Some years ago Reliastar, a perennial powerhouse in the term insurance business, seemed to fall to pieces. They quit communicating with agents and their underwriting started to take so long that agents that cared actually started to be concerned about the length of their underwriting process in respect to the fact that people do occasionally die unexpectedly.
At that point we made the choice to quit recommending them to customers. It simply seemed prudent to take customers to companies with comparable rates that we could count on to do an expedient job of underwriting and issuing policies.

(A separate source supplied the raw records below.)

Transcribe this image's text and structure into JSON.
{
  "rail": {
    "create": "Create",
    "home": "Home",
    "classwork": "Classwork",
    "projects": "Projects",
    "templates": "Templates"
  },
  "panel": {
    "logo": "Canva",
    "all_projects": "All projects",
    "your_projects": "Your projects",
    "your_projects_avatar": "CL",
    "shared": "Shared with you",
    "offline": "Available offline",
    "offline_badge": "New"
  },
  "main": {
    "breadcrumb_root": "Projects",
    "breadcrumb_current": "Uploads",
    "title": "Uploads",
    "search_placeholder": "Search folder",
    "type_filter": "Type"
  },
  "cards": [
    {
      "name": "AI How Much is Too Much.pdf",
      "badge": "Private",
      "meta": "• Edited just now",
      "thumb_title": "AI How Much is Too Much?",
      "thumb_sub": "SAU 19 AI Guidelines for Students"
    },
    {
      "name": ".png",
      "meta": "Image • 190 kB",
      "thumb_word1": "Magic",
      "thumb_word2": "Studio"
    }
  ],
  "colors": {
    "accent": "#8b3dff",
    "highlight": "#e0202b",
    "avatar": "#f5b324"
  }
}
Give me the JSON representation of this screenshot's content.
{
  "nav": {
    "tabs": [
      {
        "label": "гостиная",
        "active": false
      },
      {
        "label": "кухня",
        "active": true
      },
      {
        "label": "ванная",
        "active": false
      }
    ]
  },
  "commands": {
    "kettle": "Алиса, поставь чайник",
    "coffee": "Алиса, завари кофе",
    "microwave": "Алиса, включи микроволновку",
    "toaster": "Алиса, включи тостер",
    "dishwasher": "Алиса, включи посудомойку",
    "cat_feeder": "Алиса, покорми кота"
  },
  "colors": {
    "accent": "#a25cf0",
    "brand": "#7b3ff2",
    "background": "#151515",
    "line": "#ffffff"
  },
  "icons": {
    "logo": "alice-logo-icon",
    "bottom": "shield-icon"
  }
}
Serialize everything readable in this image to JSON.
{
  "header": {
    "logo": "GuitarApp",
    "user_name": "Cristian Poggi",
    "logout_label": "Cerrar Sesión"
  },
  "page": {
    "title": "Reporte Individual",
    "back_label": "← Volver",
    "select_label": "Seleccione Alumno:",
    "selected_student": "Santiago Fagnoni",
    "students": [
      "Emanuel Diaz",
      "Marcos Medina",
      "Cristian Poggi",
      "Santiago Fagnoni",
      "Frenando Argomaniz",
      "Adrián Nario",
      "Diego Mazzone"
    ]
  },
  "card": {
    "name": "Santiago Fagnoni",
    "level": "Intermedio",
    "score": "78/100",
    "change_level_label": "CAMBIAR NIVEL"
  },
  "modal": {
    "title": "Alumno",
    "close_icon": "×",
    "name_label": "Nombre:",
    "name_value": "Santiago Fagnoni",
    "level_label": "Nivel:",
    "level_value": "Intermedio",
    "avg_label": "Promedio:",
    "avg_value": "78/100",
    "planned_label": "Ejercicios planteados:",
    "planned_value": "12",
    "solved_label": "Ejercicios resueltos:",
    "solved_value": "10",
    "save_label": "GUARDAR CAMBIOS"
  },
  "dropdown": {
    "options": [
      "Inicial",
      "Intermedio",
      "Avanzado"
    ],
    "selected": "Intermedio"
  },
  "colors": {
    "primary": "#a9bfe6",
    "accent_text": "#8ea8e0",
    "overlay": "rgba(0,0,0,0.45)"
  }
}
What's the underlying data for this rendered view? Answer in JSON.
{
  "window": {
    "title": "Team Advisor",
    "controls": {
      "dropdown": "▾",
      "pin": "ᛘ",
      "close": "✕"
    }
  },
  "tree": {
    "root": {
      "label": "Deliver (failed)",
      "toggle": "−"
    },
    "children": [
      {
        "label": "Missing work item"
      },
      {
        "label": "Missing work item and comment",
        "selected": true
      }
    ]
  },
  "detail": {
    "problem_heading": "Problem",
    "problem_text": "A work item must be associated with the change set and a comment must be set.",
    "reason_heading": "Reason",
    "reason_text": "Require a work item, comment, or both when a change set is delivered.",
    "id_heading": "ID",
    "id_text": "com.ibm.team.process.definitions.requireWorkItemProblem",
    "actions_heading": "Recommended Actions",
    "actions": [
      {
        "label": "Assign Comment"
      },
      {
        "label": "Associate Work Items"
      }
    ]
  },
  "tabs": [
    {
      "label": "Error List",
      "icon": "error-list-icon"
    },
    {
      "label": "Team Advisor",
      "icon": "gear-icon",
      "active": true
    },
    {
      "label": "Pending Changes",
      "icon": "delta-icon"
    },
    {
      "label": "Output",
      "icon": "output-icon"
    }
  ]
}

Then we got calls from them saying they had addressed the issues and they were back and ready to compete. At first I used them very cautiously, but when it seemed they had indeed changed, we added them back into the portfolio and started recommending them more freely. For about a year and a half that worked very well. Because of some of their unique underwriting on family history and private pilots, it was good to have them available.
But they seem to have fallen off the precipice again. Underwriting has slowed to a snail’s pace and they have all but cut off communications between underwriting and agents. It’s gone on long enough that it doesn’t appear to be an anomaly and is suspiciously in the same time frame as their lay off of 1000 or so employees. They are officially suspended from our use again unless their is just an overwhelming reason to use them.
Bottom line. Other companies have gone through these phases as well, but I can’t remember any that have been as challenged in the service area as much as ING over the past 5-6 years.